It’s not about that; it’s about being able to process what you’re experiencing from your own identity and being aware of who you are and who that is in a space and in relationship to text and image. That’s just endlessly fascinating, and I feel like it’s a way–for us to be able to articulate that–is a way for us to get to come together.


Do you ever get stage fright?
Yeah, I get big time stage fright… I developed it when I was in elementary school. I played Puck in a Midsummer Night’s Dream. We did Midsummer Night’s Dream the Musical, and I had a solo, and I totally forgot the words in the solo. Since then, I was always like, “what if that happened to me again?”
You’ll hear this from a lot of actors, is that I actually rely on my stage fright to keep in the game and to keep focused. I really love improv, which, again is another performer thing, is the improv. For most people, it terrifies you, but to not have that reliance on pre-written text makes me feel way more comfortable performing on stage.
When I create characters myself… most often they are silent or semi-silent characters, much like the Blue Man Group. I love nonverbal storytelling and exploration of space and relationships. This is a long-winded answer to say that when I get to presenting text–memorized text–it’s still terrifying.

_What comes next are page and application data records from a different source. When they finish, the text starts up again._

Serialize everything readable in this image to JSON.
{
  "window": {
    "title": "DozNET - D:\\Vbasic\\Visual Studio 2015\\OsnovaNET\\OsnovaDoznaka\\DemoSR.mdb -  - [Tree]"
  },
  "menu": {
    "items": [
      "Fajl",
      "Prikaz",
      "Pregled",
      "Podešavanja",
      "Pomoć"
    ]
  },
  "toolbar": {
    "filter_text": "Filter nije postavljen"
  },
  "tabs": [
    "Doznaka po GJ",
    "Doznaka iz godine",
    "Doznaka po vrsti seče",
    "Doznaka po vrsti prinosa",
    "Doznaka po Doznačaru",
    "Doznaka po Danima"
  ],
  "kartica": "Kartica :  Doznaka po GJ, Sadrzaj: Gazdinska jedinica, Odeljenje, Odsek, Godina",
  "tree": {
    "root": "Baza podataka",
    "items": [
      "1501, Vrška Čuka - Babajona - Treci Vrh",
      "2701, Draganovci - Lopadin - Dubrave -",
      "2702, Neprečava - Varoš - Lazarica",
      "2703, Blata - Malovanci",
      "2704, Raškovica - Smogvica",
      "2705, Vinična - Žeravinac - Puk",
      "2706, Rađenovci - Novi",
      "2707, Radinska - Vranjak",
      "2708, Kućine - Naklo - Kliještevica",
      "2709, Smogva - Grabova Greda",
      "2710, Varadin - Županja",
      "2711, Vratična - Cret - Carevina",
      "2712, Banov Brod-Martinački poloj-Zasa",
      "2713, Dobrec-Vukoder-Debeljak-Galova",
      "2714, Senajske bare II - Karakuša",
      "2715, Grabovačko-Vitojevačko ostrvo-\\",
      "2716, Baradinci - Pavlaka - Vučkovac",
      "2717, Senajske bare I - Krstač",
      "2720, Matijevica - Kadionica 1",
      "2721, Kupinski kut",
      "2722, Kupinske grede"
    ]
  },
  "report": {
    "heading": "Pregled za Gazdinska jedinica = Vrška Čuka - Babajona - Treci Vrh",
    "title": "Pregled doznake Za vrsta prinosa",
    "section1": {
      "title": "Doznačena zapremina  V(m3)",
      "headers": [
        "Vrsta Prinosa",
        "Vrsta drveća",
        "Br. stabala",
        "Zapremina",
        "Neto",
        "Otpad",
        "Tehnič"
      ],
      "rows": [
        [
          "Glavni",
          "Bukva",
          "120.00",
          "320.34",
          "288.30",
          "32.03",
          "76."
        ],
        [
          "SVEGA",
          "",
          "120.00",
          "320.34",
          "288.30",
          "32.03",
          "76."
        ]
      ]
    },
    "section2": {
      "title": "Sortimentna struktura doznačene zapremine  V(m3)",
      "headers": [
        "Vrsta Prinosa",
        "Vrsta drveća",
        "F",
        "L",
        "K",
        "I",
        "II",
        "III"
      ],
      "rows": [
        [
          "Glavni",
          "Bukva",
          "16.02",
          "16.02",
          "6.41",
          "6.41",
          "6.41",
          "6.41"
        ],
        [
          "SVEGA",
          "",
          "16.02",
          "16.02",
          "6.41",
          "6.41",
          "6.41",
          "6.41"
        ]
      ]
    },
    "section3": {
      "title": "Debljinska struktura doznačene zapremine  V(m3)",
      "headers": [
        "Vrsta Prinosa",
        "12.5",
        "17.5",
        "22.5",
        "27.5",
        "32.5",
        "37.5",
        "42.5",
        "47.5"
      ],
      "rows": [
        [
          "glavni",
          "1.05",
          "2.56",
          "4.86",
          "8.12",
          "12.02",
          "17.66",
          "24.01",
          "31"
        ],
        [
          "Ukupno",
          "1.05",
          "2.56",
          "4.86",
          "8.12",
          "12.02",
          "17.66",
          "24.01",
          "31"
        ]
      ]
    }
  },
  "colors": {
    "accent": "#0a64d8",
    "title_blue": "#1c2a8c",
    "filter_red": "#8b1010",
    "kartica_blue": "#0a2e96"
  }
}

What’s the most fun you’ve ever had performing on the stage?
With Blue Man, there’s folks that were my best friends, and that I had been performing with for over 4000 shows. You could consider that as the most mind-numbing problem ever, you know–the same folks on stage doing the same show, but for me, it was such a joy.
There’s these moments that, doing the Blue Man Show, where it just–everything clicks, right? The audience is right there with you; the band is just fully synced in with what the Blue Men are doing. It’s fun, but there’s also this reverence for it too–this recognition that this is ephemeral, that this is only this one moment, and we’re experiencing it together.
To be able to have a few of those moments, this is what I’ve realized the older that I get–wisdom is recognizing the ephemera. When you’re younger, it’s just like, “this is so great!” meaning it will be great forever. It’s kind of bittersweet, but the recognition that it won’t be forever, so to try to experience it in real time and also recognize that it’s just a moment, I have found I’ve taken great pleasure in.


Did you always know you wanted to be a performer of some kind?
I’ve always, always loved performance. I used to do mini performances for my family, and I remember seeing music videos when I was young, and then I tried to copy some of the moves.
I loved doing theater in high school; it was a huge part of my identity. I just loved the community that was created in that, especially the community created with the audience. That’s something that all of us have missed so much in the first year, the first 12 months of the pandemic, just to not have that live community.
I just love connecting with people. I love the mini communities, like insta-communities–that interactivity that happens with a conversation, that happens in the classroom, that happens in building a show, that happens in presenting a show or gallery. That is what I live for.